The regulation which stands out as being most significant is Regulation 16A(7) of the IBBI (Insolvency Resolution Process For Corporate Persons) (Third Amendment) Regulations, 2018 which provides as under:

“The voting share of a creditor in a class shall be in proportion to the financial debt which includes an interest at the rate of eight percent per annum unless a different rate has been agreed to between the parties.”

In law, it is implied that interest will be simple interest unless otherwise is provided. Going by this implication, banks which charge an average of 12% interest per annum and as an additional standard practice compound the interest monthly leads to an effective simple interest of 17.27% per annum for debts owed to banks as against 8% per annum interest owed to homebuyers over a period of 10 years. So large is the difference in the debt owed to each of these credits that homebuyers will be at a disadvantage in comparison to banks in the Committee of Creditors. This disparity cannot be reduced unless required amendments are enacted. 


The regime relating to the Committee of Creditors is still at its infancy stage in India. There are various problems and hitches in its working currently which will be smoothed out only with time and adequate amendments and legislation. The Government and the IBBI will play a crucial role in the coming few years of the entire insolvency regime.

The main issue before us is bringing the average homebuyer who now happens to be a financial creditor be brought in a position equivalent to, financial creditors such as banks. This is because the general trend with real estate developers is that they depend largely on the amounts advanced by the homebuyers to complete the project. This effectively should put the homebuyers in a position much better than it is right now in CIRP as it is homebuyers who are suffering from uncertainty in light of such practices. They may or may not get the property they paid for.

Such a situation harms the real estate market and puts the entire insolvency regime of India in question when a real estate developer goes bankrupt and the homebuyers are left with peanuts. The solution to the problem could be immediate legislative changes which provide for compulsory borrowing from secured creditors such as banks for real estate development for at least 50% of the cost of the project in cases where borrowing is indeed required. Furthermore, Regulation 16A (7) of the IBBI (Insolvency Resolution Process For Corporate Persons) Regulations, 2018 could also be amended to rectify the issue of the debt to banks being always more than the debts to homebuyers. This issue can be rectified by regulations within insolvency laws which provide for a better standing to the homebuyers than the paltry 8% interest offered to homebuyers by default.

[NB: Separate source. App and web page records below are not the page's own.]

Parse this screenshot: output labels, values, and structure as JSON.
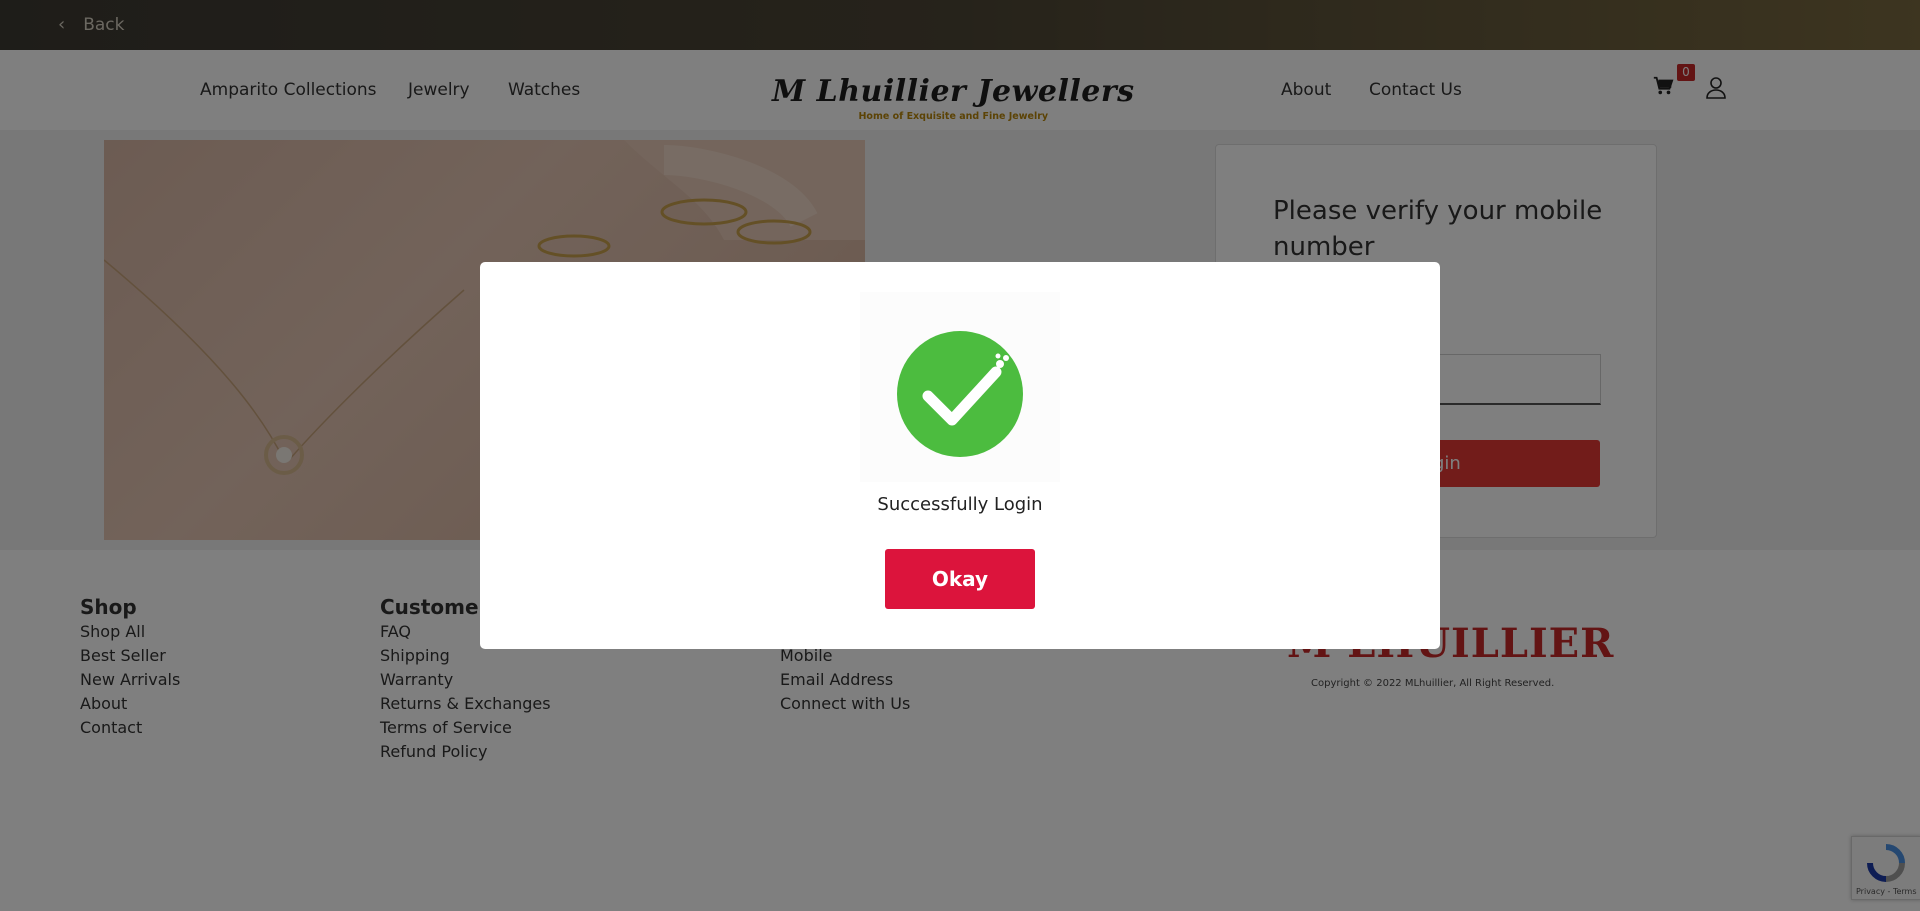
{
  "topbar": {
    "back_label": "Back"
  },
  "nav": {
    "left_links": [
      "Amparito Collections",
      "Jewelry",
      "Watches"
    ],
    "right_links": [
      "About",
      "Contact Us"
    ],
    "logo_title": "M Lhuillier Jewellers",
    "logo_subtitle": "Home of Exquisite and Fine Jewelry",
    "cart_count": "0"
  },
  "verify": {
    "title": "Please verify your mobile number",
    "button_label": "Login"
  },
  "footer": {
    "shop": {
      "heading": "Shop",
      "items": [
        "Shop All",
        "Best Seller",
        "New Arrivals",
        "About",
        "Contact"
      ]
    },
    "customer": {
      "heading": "Customer",
      "items": [
        "FAQ",
        "Shipping",
        "Warranty",
        "Returns & Exchanges",
        "Terms of Service",
        "Refund Policy"
      ]
    },
    "contact": {
      "items": [
        "Mobile",
        "Email Address",
        "Connect with Us"
      ]
    },
    "brand": "M LHUILLIER",
    "copyright": "Copyright © 2022 MLhuillier, All Right Reserved."
  },
  "recaptcha": {
    "text": "Privacy - Terms"
  },
  "modal": {
    "message": "Successfully Login",
    "ok_label": "Okay",
    "icon": "success-check-icon",
    "icon_color": "#4cbc3f",
    "button_color": "#dc143c"
  }
}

Statutes, Regulations and Instruments

UNCITRAL Legislative guide on Insolvency Law

Insolvency and Bankruptcy Code, 2016

IBBI (Insolvency Resolution Process For Corporate Persons) Regulations, 2018

Real Estate (Regulation and Development) Act, 2016


  • J Roderick “Bankruptcy and Insolvency Law” Irwin law review
  • Duns “Insolvency: Law & Policy” Oxford University
  • Nishith Desai Associates “A primer on Insolvency and Bankruptcy Code, 2016”
  • Sir Roy Goode “Principles of Corporate Insolvency Law” Sweet and Maxwell Elizabeth Warren “Bankruptcy Policy” Chicago Law Review
  • Honsberger “Conflict of laws and bankruptcy reform”
  • Guzman “International bankruptcy: In defence of Universalism” Michigan law review
  • Trautman “Four models for International Bankruptcy”
  • Westbrook: Theory and pragmatism in global insolvencies: Choice of law and choice of forum”

Blogs and Websites


  • www.scroll.in
  • www.indiacorplaw.in
  • www.livelaw.in
  • mca.gov.in
  • ibbi.gov.in

Written by

Mihir Kunal Ekka,

M.P Ranchi.